> Lee Corbin writes:
> > But it is *precisely* that I cannot imagine how this stack of
> > Life gels could possibly be thinking or be conscious that forces
> > me to admit that something like time must play a role.
> > Here is why: let's suppose that your stack of Life boards does
> > represent each generation of Conway's Life as it emulates a
> > person.... If a stack of gels like this amounts to the conscious
> > experience of an entity, then it certainly wouldn't hurt to move
> > them farther apart... Next, we alter the orientations of the gels...
> > So, for me, since it is absurd to think that either vibrating
> > bits of matter (an example Hal Finney quotes) or random patches
> > of dust (Greg Egan's theory of Dust) can actually give runtime
> > to entities, then I have to draw the line somewhere. Where I
> > have always chosen is this: if states, no matter now represented,
> > are not causally connected with each other, consciousness does
> > not obtain.
> If you remember Egan's "dust" theory in Permutation City, you probably also
> remember that he did the same manipulations of a computation running in time
> as you suggest doing with the Life board stacks in space. Do you not think a
> computation would work if chopped up in this way?
If you are speaking of the earlier part of the Greg Egan novel
(which I claim to entirely understand) then no, he did not isolate
a person's experiences down to *instants*. He would run a minute's
worth now, a minute's worth then, and mix them up in order.
But! The only causal discontinuities were *between* the successive
sessions (each session at least a minute long---but I'd be happy
with a millisecond long).
> The idea that any computation can be implemented by any random process,
> given an appropriate programming language (which might be a giant lookup
> table, mapping [anything] -> [line of code]) is generally taken as being
> self-evidently absurd.
Not sure I understand. Since you are talking about a *process*,
then for my money we're already half-way there! (I.e., the
Time Deniers have not struck.) Suppose that we have a trillion
by trillion Life Board and the program randomly assigns pixels
for each generation.

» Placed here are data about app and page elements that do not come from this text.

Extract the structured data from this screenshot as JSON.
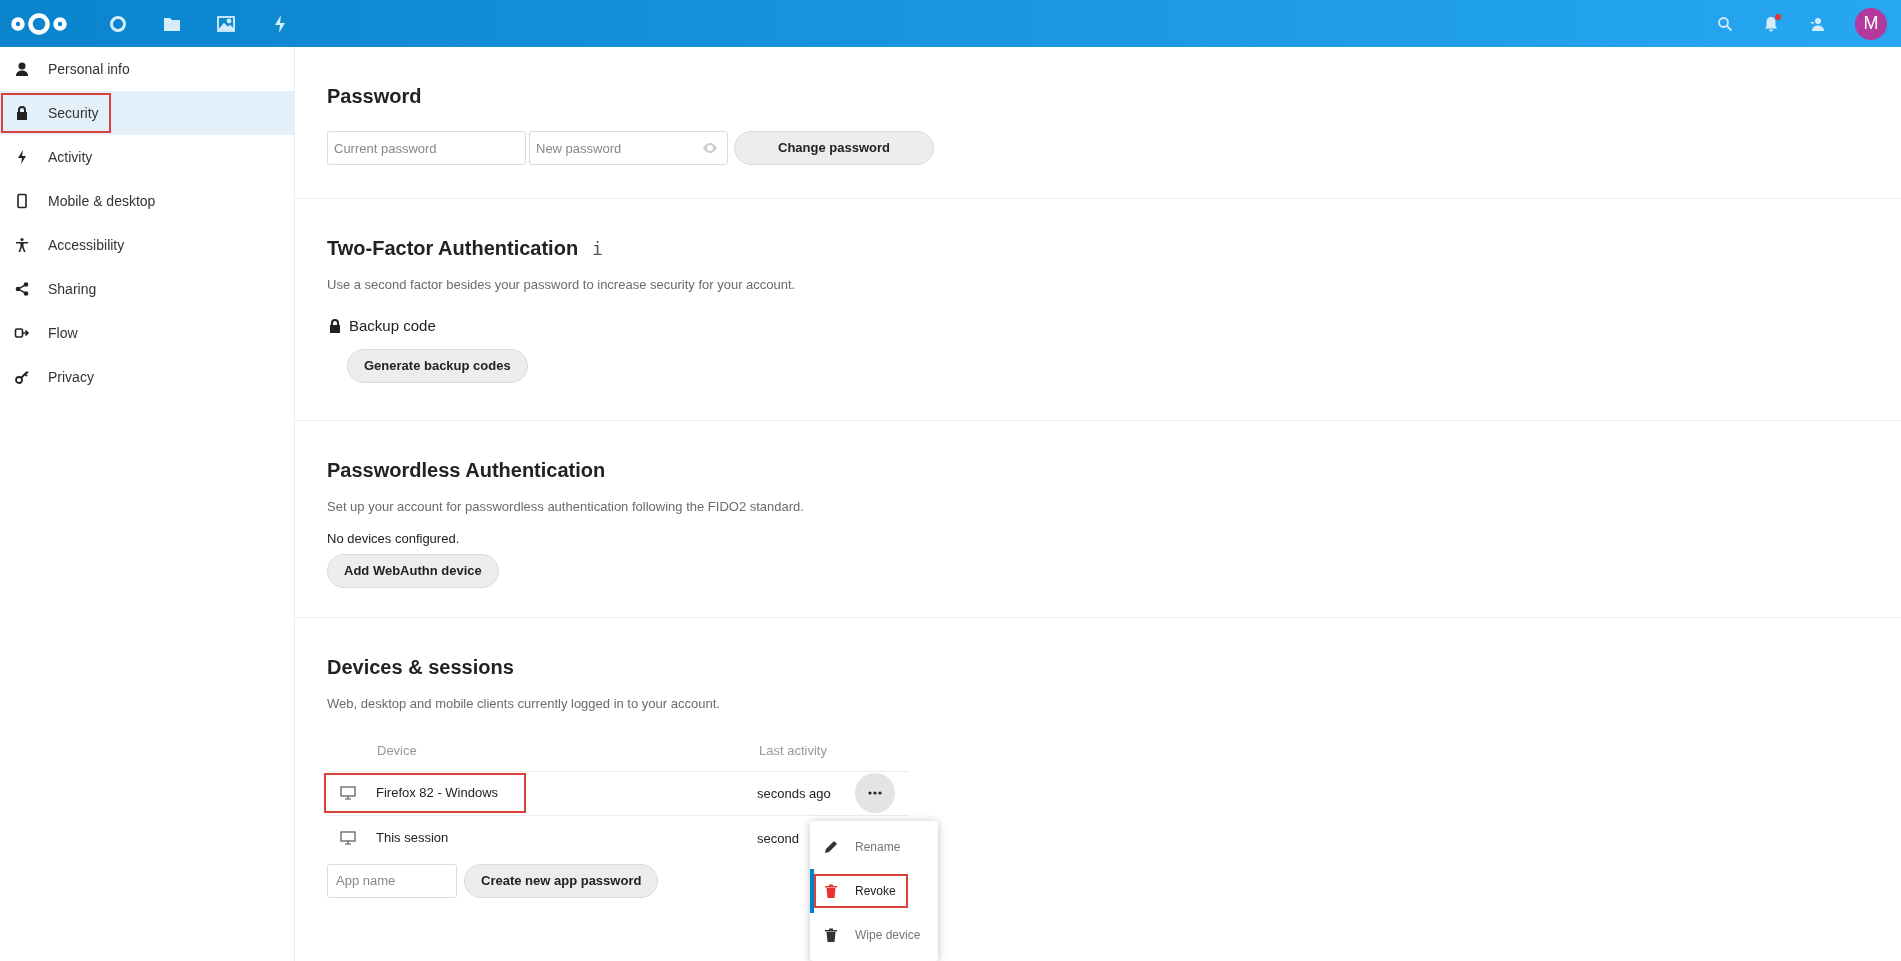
{
  "header": {
    "apps": [
      {
        "kind": "dashboard"
      },
      {
        "kind": "files"
      },
      {
        "kind": "photos"
      },
      {
        "kind": "activity"
      }
    ],
    "avatar": "M",
    "notification_unread": true
  },
  "sidebar": {
    "items": [
      {
        "kind": "person",
        "label": "Personal info",
        "selected": false,
        "highlighted": false
      },
      {
        "kind": "lock",
        "label": "Security",
        "selected": true,
        "highlighted": true
      },
      {
        "kind": "bolt",
        "label": "Activity",
        "selected": false,
        "highlighted": false
      },
      {
        "kind": "phone",
        "label": "Mobile & desktop",
        "selected": false,
        "highlighted": false
      },
      {
        "kind": "accessibility",
        "label": "Accessibility",
        "selected": false,
        "highlighted": false
      },
      {
        "kind": "share",
        "label": "Sharing",
        "selected": false,
        "highlighted": false
      },
      {
        "kind": "flow",
        "label": "Flow",
        "selected": false,
        "highlighted": false
      },
      {
        "kind": "key",
        "label": "Privacy",
        "selected": false,
        "highlighted": false
      }
    ]
  },
  "password": {
    "title": "Password",
    "current_placeholder": "Current password",
    "new_placeholder": "New password",
    "button": "Change password"
  },
  "two_factor": {
    "title": "Two-Factor Authentication",
    "info": "i",
    "description": "Use a second factor besides your password to increase security for your account.",
    "provider": "Backup code",
    "button": "Generate backup codes"
  },
  "passwordless": {
    "title": "Passwordless Authentication",
    "description": "Set up your account for passwordless authentication following the FIDO2 standard.",
    "status": "No devices configured.",
    "button": "Add WebAuthn device"
  },
  "devices": {
    "title": "Devices & sessions",
    "description": "Web, desktop and mobile clients currently logged in to your account.",
    "columns": [
      "Device",
      "Last activity"
    ],
    "rows": [
      {
        "device": "Firefox 82 - Windows",
        "last_activity": "seconds ago",
        "highlighted": true,
        "menu_open": true
      },
      {
        "device": "This session",
        "last_activity": "second",
        "highlighted": false,
        "menu_open": false
      }
    ],
    "app_name_placeholder": "App name",
    "create_button": "Create new app password",
    "menu": [
      {
        "kind": "pencil",
        "label": "Rename",
        "selected": false,
        "highlighted": false
      },
      {
        "kind": "trash-red",
        "label": "Revoke",
        "selected": true,
        "highlighted": true
      },
      {
        "kind": "trash",
        "label": "Wipe device",
        "selected": false,
        "highlighted": false
      }
    ]
  }
}
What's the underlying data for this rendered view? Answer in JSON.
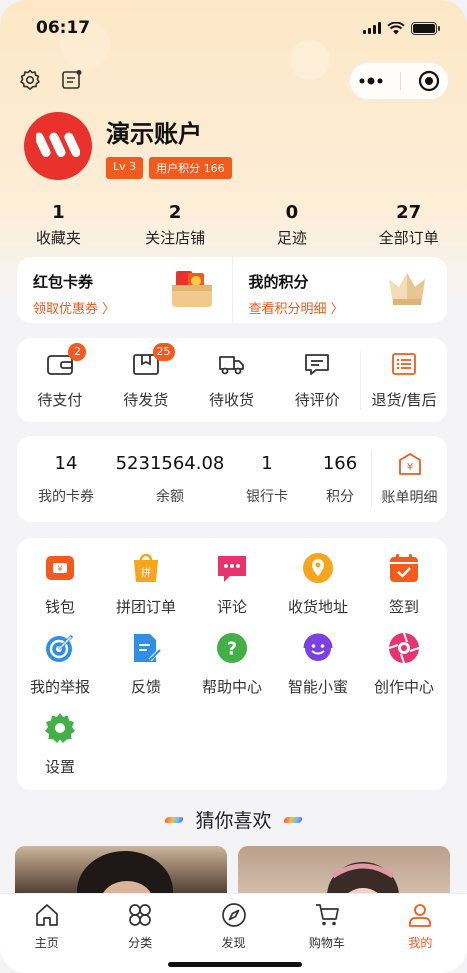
{
  "status": {
    "time": "06:17"
  },
  "profile": {
    "name": "演示账户",
    "level": "Lv 3",
    "points_tag": "用户积分 166"
  },
  "stats": [
    {
      "value": "1",
      "label": "收藏夹"
    },
    {
      "value": "2",
      "label": "关注店铺"
    },
    {
      "value": "0",
      "label": "足迹"
    },
    {
      "value": "27",
      "label": "全部订单"
    }
  ],
  "promo": {
    "left": {
      "title": "红包卡券",
      "link": "领取优惠券 〉"
    },
    "right": {
      "title": "我的积分",
      "link": "查看积分明细 〉"
    }
  },
  "orders": [
    {
      "label": "待支付",
      "badge": "2",
      "icon": "wallet-icon"
    },
    {
      "label": "待发货",
      "badge": "25",
      "icon": "package-icon"
    },
    {
      "label": "待收货",
      "badge": "",
      "icon": "truck-icon"
    },
    {
      "label": "待评价",
      "badge": "",
      "icon": "comment-icon"
    },
    {
      "label": "退货/售后",
      "badge": "",
      "icon": "return-icon"
    }
  ],
  "wallet": [
    {
      "value": "14",
      "label": "我的卡券"
    },
    {
      "value": "5231564.08",
      "label": "余额"
    },
    {
      "value": "1",
      "label": "银行卡"
    },
    {
      "value": "166",
      "label": "积分"
    }
  ],
  "wallet_bill": {
    "label": "账单明细",
    "icon": "bill-icon"
  },
  "tools": [
    {
      "label": "钱包",
      "icon": "wallet-icon",
      "color": "#f35a1c"
    },
    {
      "label": "拼团订单",
      "icon": "group-order-icon",
      "color": "#f5a623"
    },
    {
      "label": "评论",
      "icon": "comment-icon",
      "color": "#e8336e"
    },
    {
      "label": "收货地址",
      "icon": "location-icon",
      "color": "#f7a51c"
    },
    {
      "label": "签到",
      "icon": "calendar-check-icon",
      "color": "#f35a1c"
    },
    {
      "label": "我的举报",
      "icon": "target-icon",
      "color": "#2f8fe8"
    },
    {
      "label": "反馈",
      "icon": "document-edit-icon",
      "color": "#2f8fe8"
    },
    {
      "label": "帮助中心",
      "icon": "help-icon",
      "color": "#43b047"
    },
    {
      "label": "智能小蜜",
      "icon": "smile-assistant-icon",
      "color": "#7b3fe4"
    },
    {
      "label": "创作中心",
      "icon": "camera-aperture-icon",
      "color": "#e8336e"
    },
    {
      "label": "设置",
      "icon": "gear-icon",
      "color": "#43b047"
    }
  ],
  "guess": {
    "title": "猜你喜欢"
  },
  "tabbar": [
    {
      "label": "主页",
      "icon": "home-icon",
      "active": false
    },
    {
      "label": "分类",
      "icon": "category-icon",
      "active": false
    },
    {
      "label": "发现",
      "icon": "compass-icon",
      "active": false
    },
    {
      "label": "购物车",
      "icon": "cart-icon",
      "active": false
    },
    {
      "label": "我的",
      "icon": "user-icon",
      "active": true
    }
  ],
  "colors": {
    "accent": "#f35a1c",
    "header_bg": "#fde7c6",
    "brand_red": "#e8322b"
  }
}
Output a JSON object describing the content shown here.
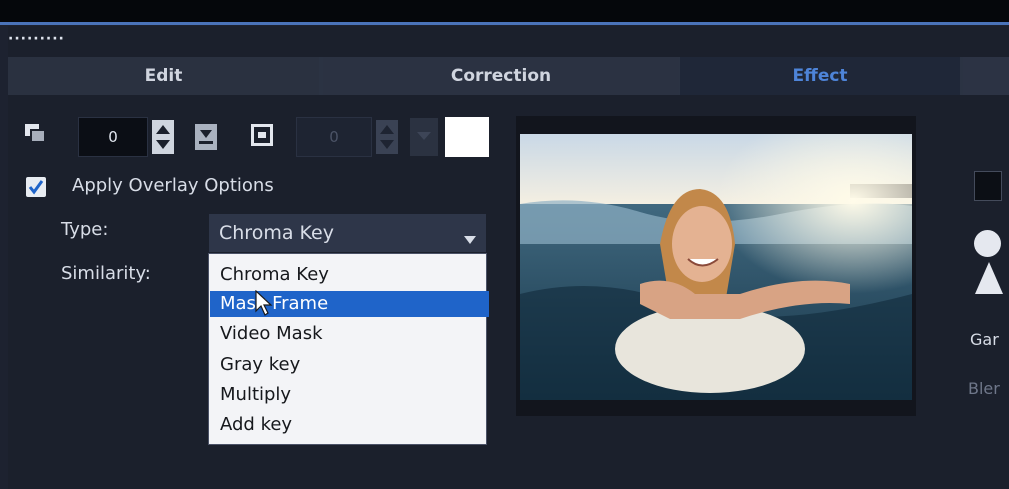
{
  "tabs": [
    {
      "label": "Edit"
    },
    {
      "label": "Correction"
    },
    {
      "label": "Effect"
    }
  ],
  "toolbar": {
    "value_1": "0",
    "value_2": "0"
  },
  "overlay": {
    "apply_label": "Apply Overlay Options",
    "type_label": "Type:",
    "type_value": "Chroma Key",
    "similarity_label": "Similarity:"
  },
  "dropdown": {
    "options": [
      "Chroma Key",
      "Mask Frame",
      "Video Mask",
      "Gray key",
      "Multiply",
      "Add key"
    ],
    "highlighted": "Mask Frame"
  },
  "side": {
    "gamma_label": "Gar",
    "blend_label": "Bler"
  },
  "colors": {
    "accent": "#4e84d8",
    "selection": "#1f64c9"
  }
}
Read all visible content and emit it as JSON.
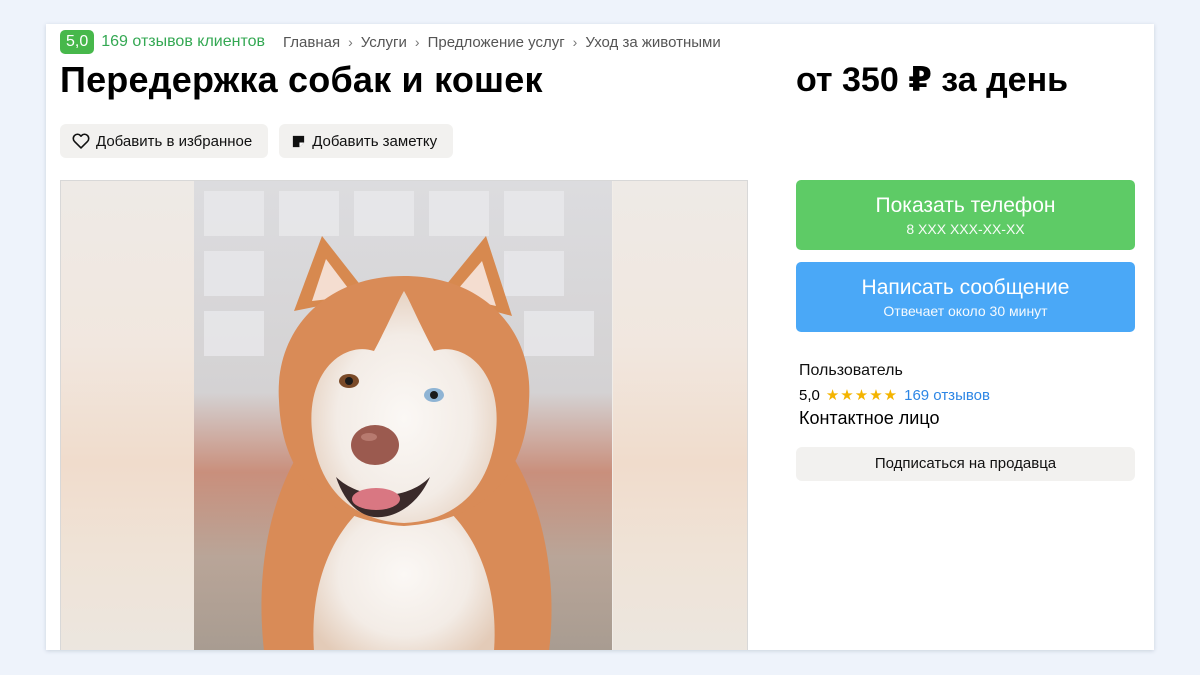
{
  "header": {
    "rating_value": "5,0",
    "reviews_link": "169 отзывов клиентов",
    "breadcrumbs": [
      "Главная",
      "Услуги",
      "Предложение услуг",
      "Уход за животными"
    ]
  },
  "listing": {
    "title": "Передержка собак и кошек",
    "price": "от 350 ₽ за день"
  },
  "actions": {
    "favorite_label": "Добавить в избранное",
    "note_label": "Добавить заметку"
  },
  "contact": {
    "phone_button": "Показать телефон",
    "phone_masked": "8 XXX XXX-XX-XX",
    "message_button": "Написать сообщение",
    "message_sub": "Отвечает около 30 минут"
  },
  "seller": {
    "type": "Пользователь",
    "rating": "5,0",
    "stars": "★★★★★",
    "reviews": "169 отзывов",
    "name": "Контактное лицо",
    "subscribe_button": "Подписаться на продавца"
  },
  "colors": {
    "rating_badge": "#47b84b",
    "phone_button": "#5ecb66",
    "message_button": "#4aa8f7",
    "link": "#2d86e5",
    "stars": "#f4b400"
  },
  "icons": {
    "favorite": "heart-icon",
    "note": "note-icon",
    "breadcrumb_separator": "chevron-right-icon"
  }
}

Then, yes, I guess I agree with you: we
have achieved nothing: the random states are admittedly connected
by causal processes (your machine is an ordinary causal process
operating in *time*), but nothing intelligent is being implemented.
It's not even implementing a wild rain-storm.
(Of course, the Time Deniers, as I understand them, would be
perfectly happy to let this machine run for 10^10^200 years,
and then identify (pick out) a sequence of apparently related
states, in fact, a sequence that seemed to be you or me having
a conscious experience. They'd be quite happy (many of them
at least) to say that once again Stathis or Lee had been
implemented in the universe and had had some conscious
experience (i.e. OMs).
> The argument goes that that the information content
> of the "programming language" must contain all the information the random
> system is supposed to be producing, so this system is actually superfluous.
> This means we have won no computational benefit by setting up this odd
I'm following so far.
> However, the programming language is only there so that the machine
> can interact with the environment. If there is no programming language
> and no I/O, the machine can be a complete solipsist.
You've lost me, sorry. Could you explain what you mean and
where you are going here?
> This might occur also if
> some future archaeologist finds an ancient computer running an AI, but there
> is no manual, no terminal, no keyboard, and nobody knows how it is
> programmed any more. If the archaeologist could figure out how to power up
> this computer, wouldn't the AI be implemented as per usual?
In the first sentence here, the archaeologist finds the machine
running. Now, for me, if it's truly implementing an AI, then the
AI may still be having a great time working on the Riemann
Hypothesis, and I don't see why it's important if it's a
solipsist or a hermit.
In the second sentence, I infer that the machine is not powered up.
Yes, then, if the archaeologist finds the right AC input voltage
and gets it going, then we have the first case (i.e. sentence one),
and the AI would be implemented as usual.
> You might say that in the last example the states were "causally connected",
> while in the first they were not. But why should that make any difference,
> especially to a solipsist?
By "matters to a solipsist", you are referring to the AI himself
or to an outsider? As for me, the states of a running process
are by definition causally connected (this is what "process")
means to me, but then, yes, the states reached could be a sort
of random hash as you were speaking of earlier. In that case,
then it might as well be a succession of frozen states, or dust
between the galaxies, or whatever, in terms of (not) being able
to emulate a conscious entity.
I'm driven by this continuum I see: on one extreme are people
that I care about (me, you, etc.), and on the other extreme
are vibrations of a crystal or patterns of dust between the
galaxies that I don't care about. I draw the line between them
A necessary condition for the states to be evidence of a
conscious computation is that they be causally connected.
A sufficient condition is (almost always) that they pass
the Turing test, or are an example of a process that would
have passed during an interval (the interval in question)
provided that someone had conducted the test.